The strap is a single, around the head (as opposed to having an additional strap that goes front to back) that is easily adjustable. The strap is quite comfortable. The only things that I wasn’t a huge fan of were that the light itself was a little big for my forehead. It fit my husband quite well, though. Also I would have liked a small carry case or stuff stack that I could keep the cord and lamp together and offer it a little protection while it is being stuffed in and out of my pack. I ended up using a small sack I already had but if the company provided one that would be cooler plus it would have the company name/logo present somewhere else. The last thing is that the recharge plug is directly into the battery. So, you need to open the back case to charge it. I didn't find it good or bad, it was just something different.

Overall, I thought this was a great headlamp that will work for all our camping and backpacking needs for years to come.

Great spot on the south side of Odell Lake

I stayed here on a Monday night (and reserved ahead since it's small and popular with boaters) in a tent site. Sites are big, some face the water but ours was a bit further in the trees. There is a road to a dock on the water and a trail that leads to Shelter Cove. Mosquitos were pretty awful, so we made a fire early and left at dawn.

Secluded Camping in Gods Country

A great campground that is quiet and sites are tucked away. Lots of lake activities from boating, swimming (very cold waters) and fishing. Some pretty bipolar weather though so be prepared. Basic sites- hookups, water, bathrooms, firepits, tables and more. A great place that is more or less known by locals and those campers seeking out places like this. Keep it clean, I have been here before and had issues with finding random trash. It was after a fairly busy holiday. Just spent a couple of nights here and there… would recommend this site for families, couples, groups etc. Hiking, biking, nature walks, fishing, boating, etc. High Desert mixed with forested areas.

First to Review
Great family fishing spot

Campground is clean, quiet and provides lots of shade.
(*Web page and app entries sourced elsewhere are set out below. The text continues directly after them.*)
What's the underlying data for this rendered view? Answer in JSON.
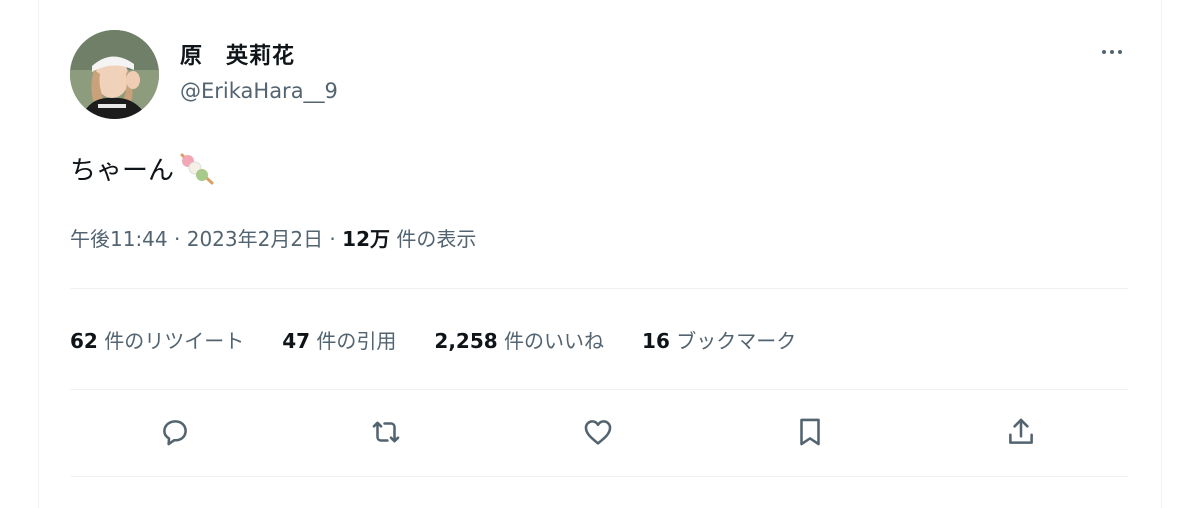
{
  "user": {
    "display_name": "原　英莉花",
    "handle": "@ErikaHara__9"
  },
  "tweet": {
    "text": "ちゃーん",
    "emoji_icon": "dango-icon"
  },
  "meta": {
    "time": "午後11:44",
    "separator": " · ",
    "date": "2023年2月2日",
    "views_count": "12万",
    "views_label": " 件の表示"
  },
  "stats": [
    {
      "count": "62",
      "label": " 件のリツイート"
    },
    {
      "count": "47",
      "label": " 件の引用"
    },
    {
      "count": "2,258",
      "label": " 件のいいね"
    },
    {
      "count": "16",
      "label": " ブックマーク"
    }
  ],
  "actions": [
    "reply-icon",
    "retweet-icon",
    "like-icon",
    "bookmark-icon",
    "share-icon"
  ],
  "colors": {
    "text": "#0f1419",
    "secondary": "#536471",
    "divider": "#eff3f4"
  }
}
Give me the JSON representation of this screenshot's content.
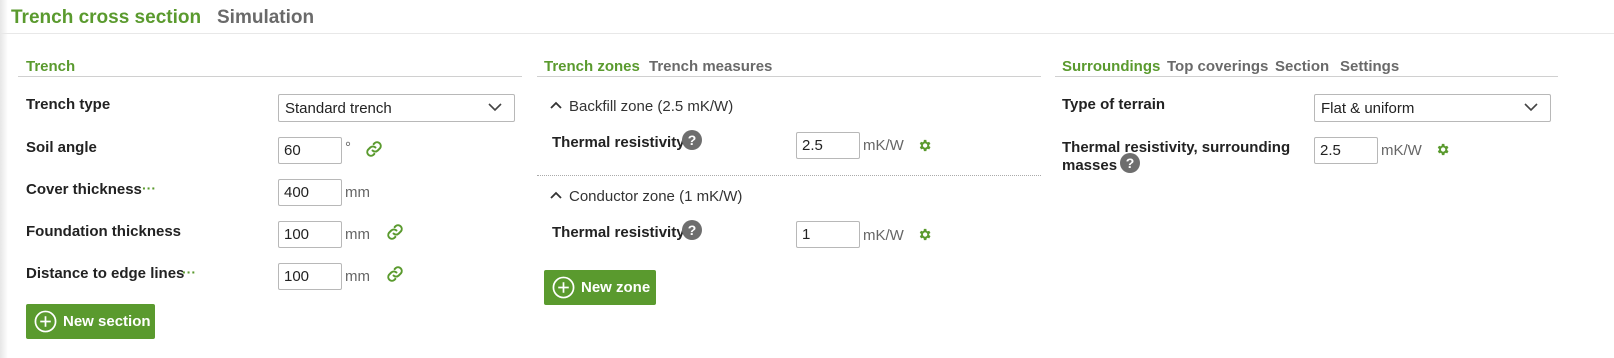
{
  "topnav": {
    "tab_trench_cross_section": "Trench cross section",
    "tab_simulation": "Simulation"
  },
  "trench_panel": {
    "tab_trench": "Trench",
    "trench_type_label": "Trench type",
    "trench_type_value": "Standard trench",
    "soil_angle_label": "Soil angle",
    "soil_angle_value": "60",
    "soil_angle_unit": "°",
    "cover_thickness_label": "Cover thickness",
    "cover_thickness_value": "400",
    "cover_thickness_unit": "mm",
    "foundation_thickness_label": "Foundation thickness",
    "foundation_thickness_value": "100",
    "foundation_thickness_unit": "mm",
    "distance_label": "Distance to edge lines",
    "distance_value": "100",
    "distance_unit": "mm",
    "more_icon": "···",
    "new_section_label": "New section"
  },
  "zones_panel": {
    "tab_trench_zones": "Trench zones",
    "tab_trench_measures": "Trench measures",
    "zones": [
      {
        "header": "Backfill zone (2.5 mK/W)",
        "label": "Thermal resistivity",
        "value": "2.5",
        "unit": "mK/W"
      },
      {
        "header": "Conductor zone (1 mK/W)",
        "label": "Thermal resistivity",
        "value": "1",
        "unit": "mK/W"
      }
    ],
    "help_icon": "?",
    "new_zone_label": "New zone"
  },
  "surroundings_panel": {
    "tab_surroundings": "Surroundings",
    "tab_top_coverings": "Top coverings",
    "tab_section": "Section",
    "tab_settings": "Settings",
    "terrain_label": "Type of terrain",
    "terrain_value": "Flat & uniform",
    "resistivity_label_line1": "Thermal resistivity, surrounding",
    "resistivity_label_line2": "masses",
    "resistivity_value": "2.5",
    "resistivity_unit": "mK/W"
  },
  "colors": {
    "accent": "#5a9a2e",
    "help_bg": "#6e6e6e"
  }
}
There is a boat dock and plenty of fishing to be had. My nephew and his friend loved riding their bikes around.